The fact is, marijuana is not as harmful as is commonly portrayed. Sure, it can be abused with negative effects upon a person’s behavior and productivity, but the same can be said of alcohol, prescription drugs, food, video games, sex, and many other things. The fact that some people can (and do) abuse something does not mean that the something in question is wrong or that it should be banned or otherwise made illegal. The moderate use of Marijuana is not harmful or dangerous, despite the common perception perpetuated by politicians and their propaganda. Many people at the end of a long day like to enjoy a glass of wine, or a bottle of beer, or a cocktail, or a cigar, or a round of videogames, or sexual intercourse, or a delicious meal, or personal conversation with close friends. Many others enjoy smoking marijuana. We all have things we enjoy doing to relax and enjoy life, and when done properly and in moderation, all of these things can greatly enhance our quality of life as well as our personal well being.
We need to wake up, and realize that fighting a losing drug war against a substance that has recreational, medicinal, and industrial uses is just plain stupid, not to mention a waste of billions of dollars that could be spent elsewhere.

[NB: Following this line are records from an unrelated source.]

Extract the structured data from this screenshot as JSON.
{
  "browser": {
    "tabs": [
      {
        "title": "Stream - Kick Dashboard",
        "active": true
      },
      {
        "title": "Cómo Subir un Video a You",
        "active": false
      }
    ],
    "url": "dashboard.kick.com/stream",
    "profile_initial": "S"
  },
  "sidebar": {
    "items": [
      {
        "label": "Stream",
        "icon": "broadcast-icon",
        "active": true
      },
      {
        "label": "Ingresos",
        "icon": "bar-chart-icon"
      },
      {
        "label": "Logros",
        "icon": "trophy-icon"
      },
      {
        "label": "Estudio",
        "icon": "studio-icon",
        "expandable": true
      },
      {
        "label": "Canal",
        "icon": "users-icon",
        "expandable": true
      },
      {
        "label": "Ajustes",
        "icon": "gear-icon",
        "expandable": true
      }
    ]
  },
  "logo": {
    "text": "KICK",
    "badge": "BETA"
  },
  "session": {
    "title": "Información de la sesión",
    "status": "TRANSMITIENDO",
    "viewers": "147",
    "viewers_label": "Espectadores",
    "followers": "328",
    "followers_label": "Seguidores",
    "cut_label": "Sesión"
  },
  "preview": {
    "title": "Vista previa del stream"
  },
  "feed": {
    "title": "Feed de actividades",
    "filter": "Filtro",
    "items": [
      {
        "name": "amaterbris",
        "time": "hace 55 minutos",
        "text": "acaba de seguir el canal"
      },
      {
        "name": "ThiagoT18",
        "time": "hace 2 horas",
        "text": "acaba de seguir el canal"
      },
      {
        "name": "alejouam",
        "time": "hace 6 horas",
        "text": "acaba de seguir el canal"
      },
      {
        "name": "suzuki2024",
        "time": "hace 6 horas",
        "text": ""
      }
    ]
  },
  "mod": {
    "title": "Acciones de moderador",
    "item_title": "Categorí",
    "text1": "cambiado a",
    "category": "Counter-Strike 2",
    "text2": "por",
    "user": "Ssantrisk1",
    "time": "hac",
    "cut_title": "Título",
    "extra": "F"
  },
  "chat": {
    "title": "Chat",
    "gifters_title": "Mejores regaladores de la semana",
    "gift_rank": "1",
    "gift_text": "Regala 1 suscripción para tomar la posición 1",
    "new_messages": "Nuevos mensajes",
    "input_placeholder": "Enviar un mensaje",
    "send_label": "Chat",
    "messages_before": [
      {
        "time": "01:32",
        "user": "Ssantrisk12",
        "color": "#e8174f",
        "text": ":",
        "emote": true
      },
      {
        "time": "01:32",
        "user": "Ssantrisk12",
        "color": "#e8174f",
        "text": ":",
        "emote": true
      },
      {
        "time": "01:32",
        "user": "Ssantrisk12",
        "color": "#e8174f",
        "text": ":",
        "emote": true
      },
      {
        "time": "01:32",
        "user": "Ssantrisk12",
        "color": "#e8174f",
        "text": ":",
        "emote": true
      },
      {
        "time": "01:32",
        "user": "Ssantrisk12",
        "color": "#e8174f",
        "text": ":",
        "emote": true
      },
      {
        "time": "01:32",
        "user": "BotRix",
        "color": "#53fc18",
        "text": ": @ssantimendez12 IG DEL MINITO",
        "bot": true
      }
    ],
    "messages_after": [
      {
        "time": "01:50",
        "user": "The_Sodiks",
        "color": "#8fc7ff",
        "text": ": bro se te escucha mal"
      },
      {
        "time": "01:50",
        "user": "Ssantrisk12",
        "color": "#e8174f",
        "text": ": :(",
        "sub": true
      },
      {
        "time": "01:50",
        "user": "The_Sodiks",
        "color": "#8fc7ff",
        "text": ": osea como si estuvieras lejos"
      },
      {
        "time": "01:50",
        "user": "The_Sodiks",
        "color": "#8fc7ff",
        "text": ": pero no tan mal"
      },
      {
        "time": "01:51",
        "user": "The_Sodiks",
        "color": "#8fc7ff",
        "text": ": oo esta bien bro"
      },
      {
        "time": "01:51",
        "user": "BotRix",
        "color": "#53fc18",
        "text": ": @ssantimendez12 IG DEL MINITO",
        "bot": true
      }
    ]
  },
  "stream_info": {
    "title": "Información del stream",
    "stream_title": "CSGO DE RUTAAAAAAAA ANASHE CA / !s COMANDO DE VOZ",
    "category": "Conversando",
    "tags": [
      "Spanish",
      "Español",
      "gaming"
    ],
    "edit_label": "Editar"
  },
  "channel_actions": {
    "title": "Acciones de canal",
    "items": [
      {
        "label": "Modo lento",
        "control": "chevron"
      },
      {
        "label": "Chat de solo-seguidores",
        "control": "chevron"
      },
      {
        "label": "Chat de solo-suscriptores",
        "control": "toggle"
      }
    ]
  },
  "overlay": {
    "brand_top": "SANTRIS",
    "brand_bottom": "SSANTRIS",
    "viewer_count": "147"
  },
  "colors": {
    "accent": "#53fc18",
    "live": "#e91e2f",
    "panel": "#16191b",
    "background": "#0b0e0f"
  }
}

If we simply want to make the dangerous substances illegal, we should be prosecuting and prohibiting alcohol and tobacco, and legalizing marijuana. It is a safer, healthier, alternative that not only has many industrial benefits that would greatly profit our country, it also has medicinal qualities that have helped countless persons throughout recorded history.